As I start to head up the pass, my low fuel light comes on. All of the exits change from being town exits to “national forest recreation” exits, ie, there is nothing there. It’s 20 miles to the top of the pass and 45 miles to the next town. The inevitable question of should I keep going or backtrack to a known town. I keep pushing on as I’m betting there is some type of development at the top of the pass (as there is in California). It’s just a great day to be outside. The sky is clear and the temperature is in the mid 60’s. The cool, mountain air is fresh. Spending so many days on the coast, it’s nice to be in the mountains again. I do regret to say that this is the first time the bike has played in the mountains. I’ve not been up in the Sierra Nevada mountains with it.
The Cascades are much steeper it seems than the Sierra Nevada. A lot of me feels at home here. Even as a kid I’ve always enjoyed the mountains. Up at the top of the pass I found a road that winds through the ski resorts. There was no one out… Kind of like a ghost town up there as everything is shut down for the season. I do find a gas station that was open. I fill up and head back down to Seattle.
On the way back I decide to take one of these National Forest recreation exits, Tinkham Road. Pavement quickly turns to dirt as the road heads back into the thick of the forest. I ride five or so miles into the woods and find nothing interesting (aside from a few bullet peppered signs), so I head back to the 90 freeway.

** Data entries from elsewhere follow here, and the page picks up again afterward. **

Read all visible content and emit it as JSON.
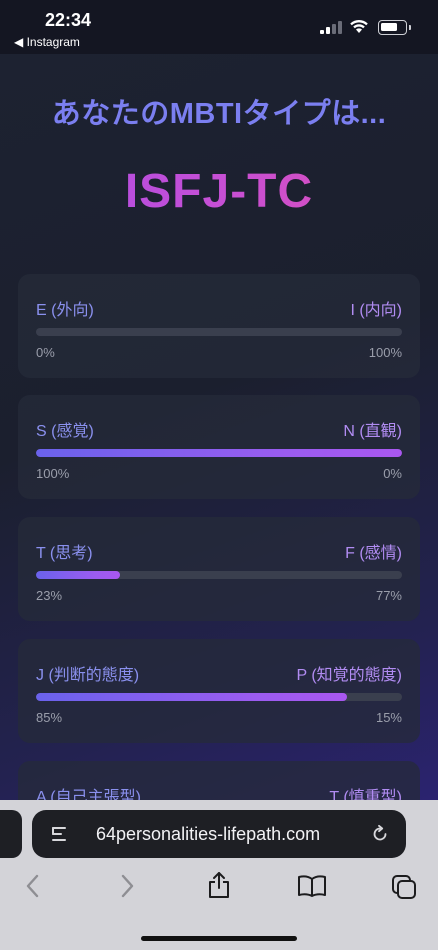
{
  "status_bar": {
    "time": "22:34",
    "back_app": "◀ Instagram"
  },
  "result": {
    "heading": "あなたのMBTIタイプは...",
    "type_code": "ISFJ-TC"
  },
  "dimensions": [
    {
      "left_label": "E (外向)",
      "right_label": "I (内向)",
      "left_pct": "0%",
      "right_pct": "100%",
      "left_value": 0
    },
    {
      "left_label": "S (感覚)",
      "right_label": "N (直観)",
      "left_pct": "100%",
      "right_pct": "0%",
      "left_value": 100
    },
    {
      "left_label": "T (思考)",
      "right_label": "F (感情)",
      "left_pct": "23%",
      "right_pct": "77%",
      "left_value": 23
    },
    {
      "left_label": "J (判断的態度)",
      "right_label": "P (知覚的態度)",
      "left_pct": "85%",
      "right_pct": "15%",
      "left_value": 85
    },
    {
      "left_label": "A (自己主張型)",
      "right_label": "T (慎重型)",
      "left_pct": "",
      "right_pct": "",
      "left_value": null
    }
  ],
  "browser": {
    "url": "64personalities-lifepath.com",
    "toolbar": [
      "back-icon",
      "forward-icon",
      "share-icon",
      "bookmarks-icon",
      "tabs-icon"
    ]
  },
  "colors": {
    "accent": "#7b7ff0",
    "type_gradient": [
      "#a74de6",
      "#e04fb2"
    ],
    "bar_fill": [
      "#6a62ec",
      "#a957f0"
    ]
  }
}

I check the tire at the interchange and hit the one thing that every motorcycist hits sooner or later: I picked up a staple in the tire. It’s not a deep cut so I decide to keep riding with it in there. At the bottom of the pass I check the pressure and I’m not losing air.
Snoqualmie Falls was incredible.
Andy proposed to his wife Raissa there and over the years I’ve heard a lot about it. Andy joked, “You want to go there?” Yeah, I want to go there. From the moment I get there you can see it’s couples heaven. Snoqualmie Falls is a hydroelectric plant.
Walking down to the falls you see a whole lot of “watch for rising water” signs. At one point the trail is caged in to keep the humans out of the park rather than the animals away from the humans.
The ride back to Seattle was quite uneventful. Lots of suburbia. Not much traffic (for a first!) so all in all a great day.